The loading dock doors were reconstructed to return the look of historic doors on the exterior. They are 1900 style doors which were added to protect the building’s interior from the weather. Originally the interior sliding door was probably the only door in this opening. The loading dock was removed from the site in the 1940s, and was reconstructed during renovation in the 1990s, based on old photographs and on-site archaeological research. The cedar planks were specially milled at the Mary’s River cedar shake mill in Philomath. The Willamette and Pacific Railroad granted the hall restorers a “beautification easement” to reconstruct the loading dock in its original location, which is actually in the railroad right-of-way. W & P brought the rock for the track area and had their “gandy dancers” lay the old track at no charge.

The traditional Orthodox bells in the tower were cast in Russia and brought to the hall by St. Anne Orthodox church, where they are used at every service. The bell tower was added by the church.

There are three Port Orford cedars and one Sequoia beside the hall, planted for past grange masters, which date to the purchase of the building by the grange in 1925. The little red water pump in the front flowerbed is over one of the previous wells located on the property. This is still a viable well, although the pump is not operational at this time. This well turned to salt water and was abandoned by the grange many years ago. Apparently there are salt veins in the earth in the north Corvallis area, so a sweet water well turning to salt is not unusual.

The front porch was added by the grange in 1925. It had been altered in later years, but was returned to its original design during the extensive restoration in the 1990s. A photo of Lewisburg Hall was taken in 1925, just after the front porch was added. This photo served as a good historic documentation for restoring the front porch and ramp to their original design.

(Entryway and upstairs)
Downstairs alarm closet: note the paint marks inside the closet on the left side, indicating where the original location of the front door was. There is also a secret hiding place under the floor in this closet. The upstairs cabinets in the little hallway came from an old farmhouse.The upstairs landing closet upper cabinet was made by cutting up an old 5-panel door. The upstairs bathrooms were made using historically relevant materials.
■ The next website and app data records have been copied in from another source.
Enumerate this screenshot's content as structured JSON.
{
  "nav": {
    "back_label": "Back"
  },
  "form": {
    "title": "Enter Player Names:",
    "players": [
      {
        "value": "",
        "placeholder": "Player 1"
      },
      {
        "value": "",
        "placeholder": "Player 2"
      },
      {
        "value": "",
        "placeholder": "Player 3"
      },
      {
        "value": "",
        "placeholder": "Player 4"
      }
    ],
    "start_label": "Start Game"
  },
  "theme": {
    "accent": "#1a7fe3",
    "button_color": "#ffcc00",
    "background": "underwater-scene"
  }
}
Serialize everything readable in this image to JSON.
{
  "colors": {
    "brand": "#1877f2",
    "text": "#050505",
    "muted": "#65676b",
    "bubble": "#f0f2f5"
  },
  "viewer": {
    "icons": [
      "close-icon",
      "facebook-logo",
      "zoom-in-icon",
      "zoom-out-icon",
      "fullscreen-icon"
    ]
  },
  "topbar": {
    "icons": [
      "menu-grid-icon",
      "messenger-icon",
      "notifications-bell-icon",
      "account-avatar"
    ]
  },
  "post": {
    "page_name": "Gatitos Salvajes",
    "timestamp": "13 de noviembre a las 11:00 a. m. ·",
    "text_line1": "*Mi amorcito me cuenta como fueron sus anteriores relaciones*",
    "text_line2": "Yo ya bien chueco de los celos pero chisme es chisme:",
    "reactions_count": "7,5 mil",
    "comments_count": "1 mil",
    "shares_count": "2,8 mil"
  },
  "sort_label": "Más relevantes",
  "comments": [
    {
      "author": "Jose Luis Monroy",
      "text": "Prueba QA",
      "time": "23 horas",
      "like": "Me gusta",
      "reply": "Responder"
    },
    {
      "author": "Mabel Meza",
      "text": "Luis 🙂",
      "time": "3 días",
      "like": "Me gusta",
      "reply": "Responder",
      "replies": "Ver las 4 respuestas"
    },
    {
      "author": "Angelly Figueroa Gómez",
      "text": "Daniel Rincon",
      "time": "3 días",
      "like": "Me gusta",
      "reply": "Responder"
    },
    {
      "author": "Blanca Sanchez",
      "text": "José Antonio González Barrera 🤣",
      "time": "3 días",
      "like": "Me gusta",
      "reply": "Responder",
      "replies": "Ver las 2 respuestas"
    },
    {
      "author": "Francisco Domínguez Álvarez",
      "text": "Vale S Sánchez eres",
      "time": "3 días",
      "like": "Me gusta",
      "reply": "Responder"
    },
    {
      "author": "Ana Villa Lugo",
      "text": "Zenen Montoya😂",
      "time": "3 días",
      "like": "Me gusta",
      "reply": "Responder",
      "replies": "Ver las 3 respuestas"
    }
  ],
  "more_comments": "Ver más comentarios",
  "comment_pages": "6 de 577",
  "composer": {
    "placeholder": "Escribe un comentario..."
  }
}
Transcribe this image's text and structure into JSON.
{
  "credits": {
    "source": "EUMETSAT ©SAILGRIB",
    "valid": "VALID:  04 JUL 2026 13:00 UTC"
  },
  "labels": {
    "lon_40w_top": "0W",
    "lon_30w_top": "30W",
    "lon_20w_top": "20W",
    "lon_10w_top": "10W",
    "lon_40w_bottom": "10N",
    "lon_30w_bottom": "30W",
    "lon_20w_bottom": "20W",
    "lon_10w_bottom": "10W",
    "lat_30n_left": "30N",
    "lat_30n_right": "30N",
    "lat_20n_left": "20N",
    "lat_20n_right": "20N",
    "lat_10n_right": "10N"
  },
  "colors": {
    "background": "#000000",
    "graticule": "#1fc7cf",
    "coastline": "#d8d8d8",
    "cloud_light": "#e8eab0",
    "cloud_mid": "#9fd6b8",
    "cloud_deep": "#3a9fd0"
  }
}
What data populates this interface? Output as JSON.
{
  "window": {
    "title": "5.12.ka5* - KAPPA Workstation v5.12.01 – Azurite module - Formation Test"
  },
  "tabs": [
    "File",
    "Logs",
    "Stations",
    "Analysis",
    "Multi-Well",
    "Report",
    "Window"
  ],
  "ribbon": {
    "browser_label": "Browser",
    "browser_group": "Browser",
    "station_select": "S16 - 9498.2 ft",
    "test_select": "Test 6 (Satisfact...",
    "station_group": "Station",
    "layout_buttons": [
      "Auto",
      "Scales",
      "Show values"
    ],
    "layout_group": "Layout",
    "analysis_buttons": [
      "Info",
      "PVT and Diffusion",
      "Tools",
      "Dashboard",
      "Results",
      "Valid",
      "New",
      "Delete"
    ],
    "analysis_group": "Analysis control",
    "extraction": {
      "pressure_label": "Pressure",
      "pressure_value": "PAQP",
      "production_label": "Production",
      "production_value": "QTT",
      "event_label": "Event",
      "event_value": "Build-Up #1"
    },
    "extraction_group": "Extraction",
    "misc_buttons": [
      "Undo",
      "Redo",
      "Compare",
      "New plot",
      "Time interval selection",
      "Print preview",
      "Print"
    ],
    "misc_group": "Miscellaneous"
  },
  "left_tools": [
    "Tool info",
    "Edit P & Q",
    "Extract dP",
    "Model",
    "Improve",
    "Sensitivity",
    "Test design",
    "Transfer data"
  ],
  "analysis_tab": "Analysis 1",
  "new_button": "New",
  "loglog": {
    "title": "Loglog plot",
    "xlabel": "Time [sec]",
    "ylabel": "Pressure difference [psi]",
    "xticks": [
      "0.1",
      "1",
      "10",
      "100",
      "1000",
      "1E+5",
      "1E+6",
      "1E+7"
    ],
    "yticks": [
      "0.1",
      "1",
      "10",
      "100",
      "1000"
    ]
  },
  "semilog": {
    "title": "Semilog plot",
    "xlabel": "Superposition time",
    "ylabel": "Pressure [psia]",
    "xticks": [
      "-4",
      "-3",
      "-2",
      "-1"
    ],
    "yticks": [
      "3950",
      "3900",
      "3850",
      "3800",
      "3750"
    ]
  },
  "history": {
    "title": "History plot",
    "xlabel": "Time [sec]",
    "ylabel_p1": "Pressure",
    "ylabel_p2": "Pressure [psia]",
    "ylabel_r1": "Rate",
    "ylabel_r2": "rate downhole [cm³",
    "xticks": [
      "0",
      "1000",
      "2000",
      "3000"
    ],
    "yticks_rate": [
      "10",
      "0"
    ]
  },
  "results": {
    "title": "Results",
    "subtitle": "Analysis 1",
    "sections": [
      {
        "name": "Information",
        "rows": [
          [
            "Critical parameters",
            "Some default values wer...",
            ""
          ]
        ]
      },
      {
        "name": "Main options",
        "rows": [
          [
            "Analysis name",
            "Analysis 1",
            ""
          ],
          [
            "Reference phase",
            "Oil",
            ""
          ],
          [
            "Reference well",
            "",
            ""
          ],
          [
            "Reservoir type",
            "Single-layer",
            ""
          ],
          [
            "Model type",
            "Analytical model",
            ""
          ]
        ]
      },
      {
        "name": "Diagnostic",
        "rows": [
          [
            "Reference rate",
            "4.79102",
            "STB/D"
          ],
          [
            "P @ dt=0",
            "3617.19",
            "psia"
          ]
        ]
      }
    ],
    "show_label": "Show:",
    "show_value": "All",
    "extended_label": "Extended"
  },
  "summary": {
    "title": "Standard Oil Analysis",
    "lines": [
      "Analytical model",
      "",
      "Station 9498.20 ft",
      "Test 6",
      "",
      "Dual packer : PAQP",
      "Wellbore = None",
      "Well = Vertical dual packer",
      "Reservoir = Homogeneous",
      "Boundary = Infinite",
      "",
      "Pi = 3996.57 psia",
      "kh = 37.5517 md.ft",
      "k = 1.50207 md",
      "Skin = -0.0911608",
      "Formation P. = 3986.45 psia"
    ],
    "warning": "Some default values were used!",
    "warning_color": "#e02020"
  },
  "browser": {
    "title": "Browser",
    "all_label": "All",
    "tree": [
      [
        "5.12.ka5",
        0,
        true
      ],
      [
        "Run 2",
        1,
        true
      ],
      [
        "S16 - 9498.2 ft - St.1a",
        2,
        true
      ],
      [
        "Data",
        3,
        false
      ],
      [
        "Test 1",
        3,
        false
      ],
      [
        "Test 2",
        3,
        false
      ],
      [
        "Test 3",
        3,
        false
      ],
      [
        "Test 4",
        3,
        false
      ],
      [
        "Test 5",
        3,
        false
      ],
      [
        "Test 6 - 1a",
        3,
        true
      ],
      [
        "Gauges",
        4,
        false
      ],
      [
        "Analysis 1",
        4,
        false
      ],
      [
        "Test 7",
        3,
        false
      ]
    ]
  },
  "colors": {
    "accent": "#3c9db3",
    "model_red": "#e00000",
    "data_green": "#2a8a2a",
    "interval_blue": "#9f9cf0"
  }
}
The patch on the upstairs floor covers an opening left by a grate which allowed heat to flow from the wood stove downstairs, which was directly under the vent. The upstairs pews (there are also a few downstairs) were made c. 1920, probably near Dallas, OR. They were purchased from a church in Corvallis, and are made of Douglas fir.

Lewisburg Hall offers a welcoming atmosphere, the perfect backdrop for your meeting or special event. Whether you are planning a training seminar for your employees, a company holiday party, or an intimate family wedding, the Lewisburg Grange Hall will provide you with a space where meetings and events assume an historic splendor and friendly charm.

The hall can seat up to 80 people and there is parking for 50 cars. We have an onsite caterer or you may bring in your own food. Join our family of patrons who have come to appreciate the timeless ambiance of this unique community gathering place.

If you have any questions about our services or facilities, or would like rental information please contact us. We would love to answer your questions and we look forward to serving you at the Lewisburg Grange Hall.